Also proposed by the Oregon Department of Fish and Wildlife is allowing “robo” decoys with moving parts on big-game hunts, standardizing the minimum-draw requirements on legal bows and eliminating party sizes for deer, elk, bear and pronghorn hunts.
The proposals are the latest in a multi-year effort to streamline Oregon’s hunting and angling regulations after decades of complaints that regulations are too difficult to understand and too inconsistent.
ODFW plans to present its draft big-game hunting proposals to the Oregon Fish and Wildlife Commission during its June 8 meeting in Baker City. Public comments can be emailed to email@example.com.
The final proposals will be presented to the commission Sept. 14 in Bandon. Public comments will also be accepted at both commission meetings.
For a complete list of the draft proposals, see www.dfw.state.or.us/news/docs/Regulation_Simplification_Phase_2_Concepts_w_Proposal_Language_v2.pdf.
It comes as the agency is also floating some changes to salmon and steelhead seasons amid simplification of angling regulations. No changes are proposed for the Rogue River Basin, however.
For years ODFW has sold its spring bear tags in southwest Oregon on a first-come, first-served basis, and tags routinely sell out before the start of the season. However, the new proposal would standardize it with all other Oregon spring bear hunts, and agency biologists believe it could reduce pressure in the Jackson/Josephine/Curry county areas, where the lion’s share of spring bear hunters go.
ODFW spokesman Michelle Denney says it also could spread out hunting opportunities because, while the tags sell out earlier and earlier, fewer than half the tag-holders actually go afield during the spring season.
“This way it could hopefully give some opportunities for those who really want to go bear hunting,” Dennehy says.
ODFW biologists believe hunting-party sizes are self-regulating and don’t need the rule.
Also, ODFW has proposed a ban on the import of any deer, elk or moose parts containing central-nervous system tissue from any state or Canadian province.
Current rules ban imports of such parts only from states with confirmed Chronic Wasting Disease cases. The proposal is billed as a simplified rule that still supports efforts to keep CWD out of Oregon’s wild deer and elk herds.
Free fly-casting clinics slated
The Medford-based Rogue FlyFishers Association has resumed its popular free fly-casting lessons at Hedrick Middle School along East Jackson Street in Medford.
The classes, which are held at the school’s athletic field, will run from 6 to 7 p.m. Mondays when it doesn’t rain, through Sept. 10.
The club has rods and reels to loan out, but casters are encouraged to bring their own gear if they have it.
The lessons are led by John MacDiarmid, a certified casting instructor through the International Federation of Fly Fishers, and include assistance from other seasoned casters in the association. Other instructors include club members Tom Collett and Bob Pierce.

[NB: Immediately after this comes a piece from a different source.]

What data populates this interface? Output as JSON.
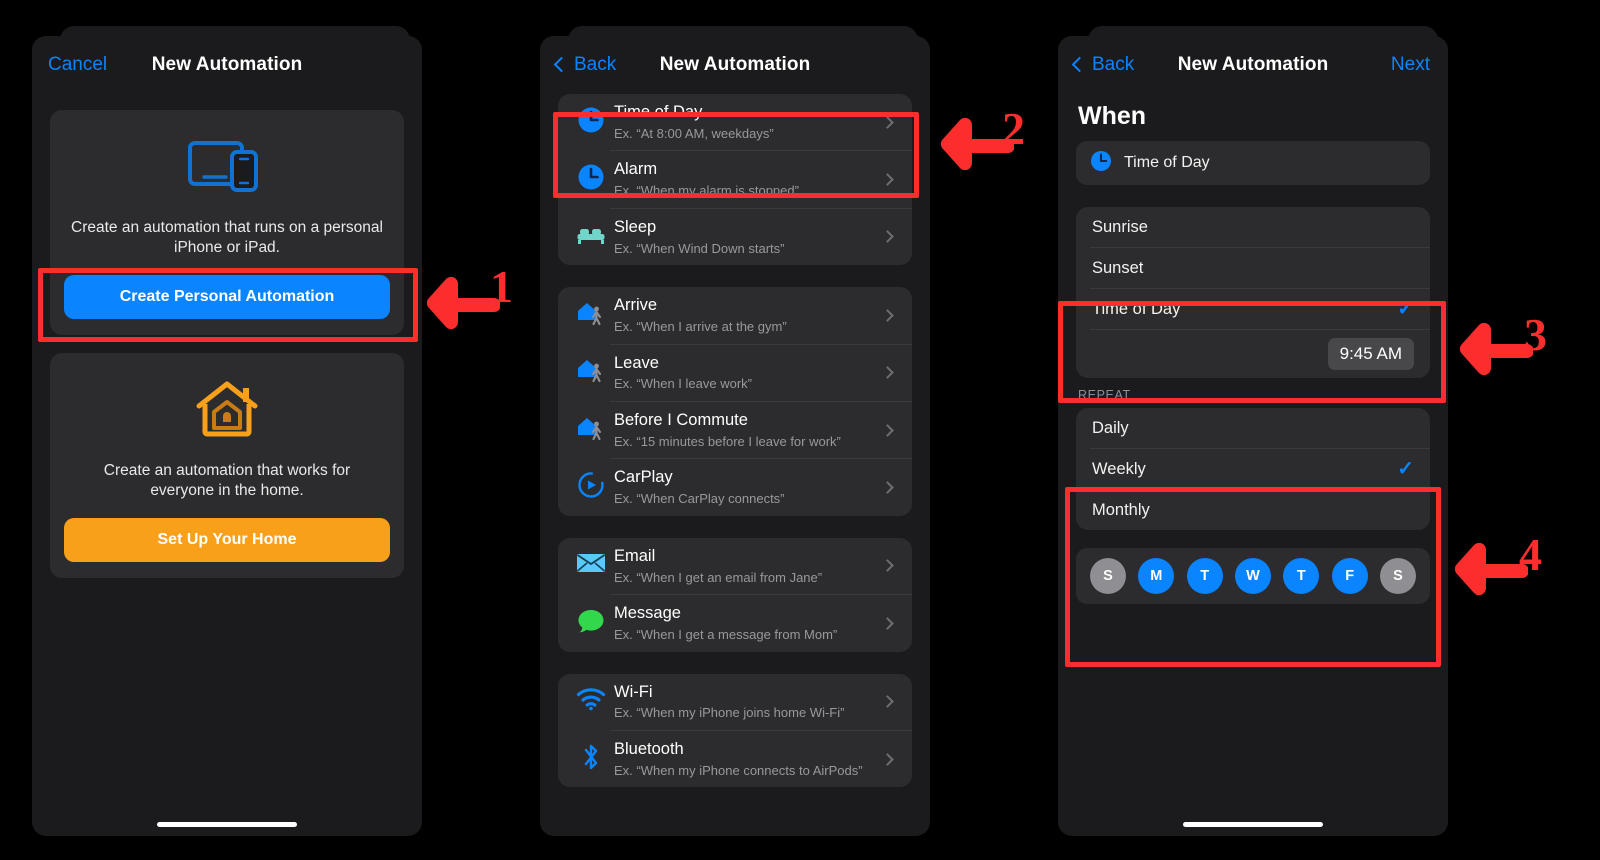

Merlin swap meet
A Merlin river livery will hold its fourth annual Rogue River Boat Swap Saturday for sellers and buyers to hook up on river-running equipment without extra fees.
Oregon Torpedo Trips hosts this event annually for a free, river-centered equipment swap in the parking lot at 2210 Merlin Road, Merlin.
Sellers should start showing up about 8 a.m. to get space, and buyers should plan to show up around 8:30 a.m.
Vendors include Sawyers Paddles and Oars and Sotar.
To learn more, see www.orangetorpedo.com/rogue-river-boat-swap/.
Reach Mail Tribune reporter Mark Freeman at 541-776-4470 or firstname.lastname@example.org. Follow him on Twitter at www.twitter.com/MTwriterFreeman.